Carmel Discuss Harassment-Prevention Policies
January 28, 2011
The Carmel City Council plans to discuss a brand-new harassment prevention policy at its Feb. 1 meeting.
The matter arose after the city settled a sexual harassment and age discrimination lawsuit filed by its former Human Resources Manager Jane Miller for more than $600,000 last summer.
Court papers and other documents released in the wake of the settlement showed that City Administrator Rich Guillen had barraged Miller with unwanted attention, including a slew of endearment-laden emails in which he referred to her as "hottie", "beautiful", and "blond worker bee".
After Miller complained about the harassment in a long letter to the city council, Guillen, the alleged harasser, responded to her letter, a move that was criticized by Miller's attorney because he said that it left Miller without an impartial third party to whom she could turn to resolve her issues.
At the time of Miller's complaint, the city's harassment policy specified that the council's personnel committee would handle such complaints, but no such committee existed.

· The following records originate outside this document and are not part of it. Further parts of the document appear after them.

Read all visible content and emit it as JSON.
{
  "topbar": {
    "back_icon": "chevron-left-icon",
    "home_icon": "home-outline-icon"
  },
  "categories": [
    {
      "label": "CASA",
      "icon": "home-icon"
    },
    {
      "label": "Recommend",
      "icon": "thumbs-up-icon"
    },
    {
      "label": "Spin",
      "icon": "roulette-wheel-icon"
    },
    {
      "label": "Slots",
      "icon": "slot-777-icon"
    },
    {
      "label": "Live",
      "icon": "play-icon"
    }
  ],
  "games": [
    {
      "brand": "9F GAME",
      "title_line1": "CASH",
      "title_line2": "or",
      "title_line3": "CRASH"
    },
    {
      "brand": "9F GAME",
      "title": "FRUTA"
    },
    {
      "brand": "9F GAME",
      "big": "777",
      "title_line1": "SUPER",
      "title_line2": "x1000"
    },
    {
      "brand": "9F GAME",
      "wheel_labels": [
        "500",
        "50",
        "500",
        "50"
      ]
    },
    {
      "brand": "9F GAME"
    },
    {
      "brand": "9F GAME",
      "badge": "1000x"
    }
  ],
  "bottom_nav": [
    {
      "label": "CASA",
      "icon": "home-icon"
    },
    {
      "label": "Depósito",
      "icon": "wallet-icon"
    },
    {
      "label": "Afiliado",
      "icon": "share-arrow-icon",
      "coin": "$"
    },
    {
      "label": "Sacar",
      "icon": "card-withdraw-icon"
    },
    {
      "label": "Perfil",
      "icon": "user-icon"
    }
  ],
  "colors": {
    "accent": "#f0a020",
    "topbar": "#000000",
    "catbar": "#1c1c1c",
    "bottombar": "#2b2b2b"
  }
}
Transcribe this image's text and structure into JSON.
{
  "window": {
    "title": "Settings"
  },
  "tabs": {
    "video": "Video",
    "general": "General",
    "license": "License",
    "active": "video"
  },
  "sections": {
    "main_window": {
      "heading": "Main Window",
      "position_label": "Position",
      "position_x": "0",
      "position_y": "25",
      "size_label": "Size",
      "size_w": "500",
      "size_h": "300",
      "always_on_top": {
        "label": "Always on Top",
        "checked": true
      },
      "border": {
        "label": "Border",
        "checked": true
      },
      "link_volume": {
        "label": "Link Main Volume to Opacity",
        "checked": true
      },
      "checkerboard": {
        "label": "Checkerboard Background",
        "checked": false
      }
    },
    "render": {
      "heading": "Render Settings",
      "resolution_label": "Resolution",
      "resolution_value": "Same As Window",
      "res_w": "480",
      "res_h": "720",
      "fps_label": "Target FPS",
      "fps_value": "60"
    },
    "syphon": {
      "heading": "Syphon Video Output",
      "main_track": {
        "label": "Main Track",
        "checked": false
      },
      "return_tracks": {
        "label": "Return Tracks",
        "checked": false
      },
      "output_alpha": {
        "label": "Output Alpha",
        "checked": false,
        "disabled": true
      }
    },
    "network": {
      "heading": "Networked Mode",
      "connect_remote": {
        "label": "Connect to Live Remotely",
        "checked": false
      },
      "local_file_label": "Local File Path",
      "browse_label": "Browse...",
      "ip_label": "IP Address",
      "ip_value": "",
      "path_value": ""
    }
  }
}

The city's current proposal aims to solve some of the problems highlighted by the Miller case, including long delays by the city handling it. Additionally, some observers criticized the mayor and city council for failing to place Guillen on administrative leave while the allegations against him were supposed to have been investigated.
The new policy specifies that investigations of complaints must start no later than 10 days from the date a complaint is made, and states that the city may place employees on administrative leave while harassment allegations are investigated.
One potential flaw in the new proposal the council might discuss: The city's personnel officer is charged with receiving harassment complaints, but the city has no personnel officer; it has not hired a replacement for Miller since she left her job in 2009.